── Input

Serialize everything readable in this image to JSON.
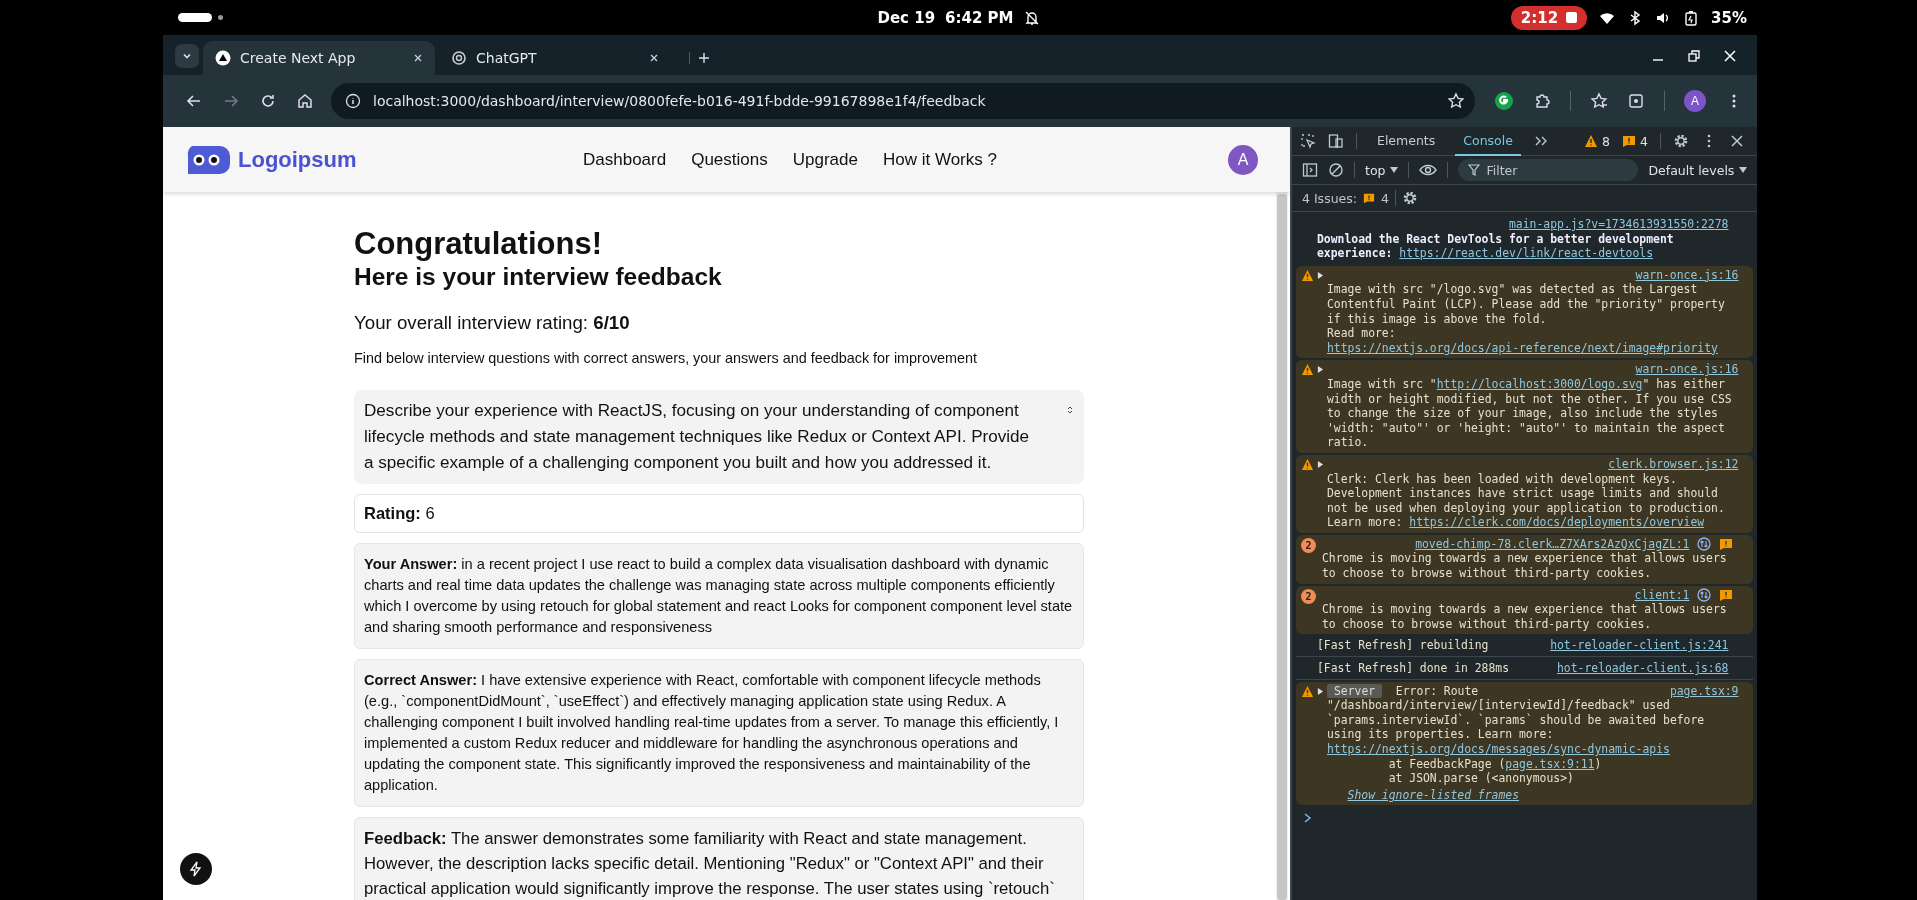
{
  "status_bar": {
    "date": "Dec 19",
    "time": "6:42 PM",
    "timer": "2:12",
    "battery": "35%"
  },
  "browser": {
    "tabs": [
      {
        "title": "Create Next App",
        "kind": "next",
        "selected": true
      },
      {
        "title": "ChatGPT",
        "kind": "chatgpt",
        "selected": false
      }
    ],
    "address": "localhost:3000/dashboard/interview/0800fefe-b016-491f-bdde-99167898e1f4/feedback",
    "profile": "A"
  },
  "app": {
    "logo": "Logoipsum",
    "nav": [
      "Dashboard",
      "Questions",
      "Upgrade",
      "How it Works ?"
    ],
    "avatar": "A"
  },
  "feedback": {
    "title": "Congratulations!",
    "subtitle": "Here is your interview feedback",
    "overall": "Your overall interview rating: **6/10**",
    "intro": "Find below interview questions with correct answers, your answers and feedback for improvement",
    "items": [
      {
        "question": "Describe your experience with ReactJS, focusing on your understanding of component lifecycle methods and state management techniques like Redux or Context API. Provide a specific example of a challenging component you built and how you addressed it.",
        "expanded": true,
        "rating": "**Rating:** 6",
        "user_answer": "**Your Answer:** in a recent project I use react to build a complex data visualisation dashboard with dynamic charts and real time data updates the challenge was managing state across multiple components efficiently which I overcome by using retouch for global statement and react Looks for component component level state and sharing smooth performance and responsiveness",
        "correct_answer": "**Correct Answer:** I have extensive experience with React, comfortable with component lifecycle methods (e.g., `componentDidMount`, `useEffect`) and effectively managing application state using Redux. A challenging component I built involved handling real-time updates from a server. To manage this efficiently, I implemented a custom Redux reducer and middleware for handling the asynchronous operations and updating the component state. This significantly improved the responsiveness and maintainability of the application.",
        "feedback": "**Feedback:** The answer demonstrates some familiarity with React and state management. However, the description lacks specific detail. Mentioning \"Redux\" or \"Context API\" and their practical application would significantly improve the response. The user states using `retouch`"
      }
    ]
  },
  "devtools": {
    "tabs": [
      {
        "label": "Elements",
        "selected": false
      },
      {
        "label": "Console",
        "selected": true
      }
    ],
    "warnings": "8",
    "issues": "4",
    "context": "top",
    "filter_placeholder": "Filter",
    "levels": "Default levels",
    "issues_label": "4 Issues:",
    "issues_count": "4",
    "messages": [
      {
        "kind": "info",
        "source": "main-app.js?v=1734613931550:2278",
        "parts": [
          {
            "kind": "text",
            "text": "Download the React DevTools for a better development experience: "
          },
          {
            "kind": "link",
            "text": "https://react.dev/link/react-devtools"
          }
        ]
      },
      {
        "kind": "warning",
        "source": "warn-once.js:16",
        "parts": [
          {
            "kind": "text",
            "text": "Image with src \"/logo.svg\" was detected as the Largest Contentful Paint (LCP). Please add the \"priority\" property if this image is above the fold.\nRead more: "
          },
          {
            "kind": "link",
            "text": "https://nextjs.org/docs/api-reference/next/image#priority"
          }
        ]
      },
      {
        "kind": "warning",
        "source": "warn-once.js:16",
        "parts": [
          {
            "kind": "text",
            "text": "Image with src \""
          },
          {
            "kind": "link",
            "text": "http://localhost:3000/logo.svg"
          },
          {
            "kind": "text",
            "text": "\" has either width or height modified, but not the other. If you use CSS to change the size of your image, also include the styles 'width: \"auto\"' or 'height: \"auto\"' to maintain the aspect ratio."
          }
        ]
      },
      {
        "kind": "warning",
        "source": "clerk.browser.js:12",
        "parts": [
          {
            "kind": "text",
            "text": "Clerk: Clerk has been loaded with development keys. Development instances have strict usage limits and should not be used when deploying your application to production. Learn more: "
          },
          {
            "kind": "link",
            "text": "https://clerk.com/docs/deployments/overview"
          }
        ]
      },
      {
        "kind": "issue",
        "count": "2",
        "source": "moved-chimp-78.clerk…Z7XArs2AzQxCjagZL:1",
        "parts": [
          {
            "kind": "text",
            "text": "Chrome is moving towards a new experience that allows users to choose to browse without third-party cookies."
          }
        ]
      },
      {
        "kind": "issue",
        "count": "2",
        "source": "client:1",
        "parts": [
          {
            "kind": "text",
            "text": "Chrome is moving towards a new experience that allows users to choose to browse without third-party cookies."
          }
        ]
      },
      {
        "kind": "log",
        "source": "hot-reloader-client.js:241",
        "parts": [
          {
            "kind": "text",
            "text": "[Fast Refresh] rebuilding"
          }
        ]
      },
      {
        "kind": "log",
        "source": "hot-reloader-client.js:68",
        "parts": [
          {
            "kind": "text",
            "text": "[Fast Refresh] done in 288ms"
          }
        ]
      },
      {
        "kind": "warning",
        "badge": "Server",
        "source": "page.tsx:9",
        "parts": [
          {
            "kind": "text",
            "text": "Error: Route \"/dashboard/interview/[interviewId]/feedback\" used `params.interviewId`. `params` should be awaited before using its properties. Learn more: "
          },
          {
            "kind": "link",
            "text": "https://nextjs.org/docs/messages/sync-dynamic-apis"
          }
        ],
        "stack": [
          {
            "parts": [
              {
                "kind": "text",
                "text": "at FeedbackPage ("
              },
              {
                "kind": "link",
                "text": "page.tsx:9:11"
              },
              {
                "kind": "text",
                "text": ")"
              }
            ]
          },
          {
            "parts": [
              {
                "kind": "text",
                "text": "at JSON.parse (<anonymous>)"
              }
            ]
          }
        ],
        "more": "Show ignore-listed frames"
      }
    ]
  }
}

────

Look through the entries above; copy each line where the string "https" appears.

            "text": "https://react.dev/link/react-devtools"
            "text": "https://nextjs.org/docs/api-reference/next/image#priority"
            "text": "https://clerk.com/docs/deployments/overview"
            "text": "https://nextjs.org/docs/messages/sync-dynamic-apis"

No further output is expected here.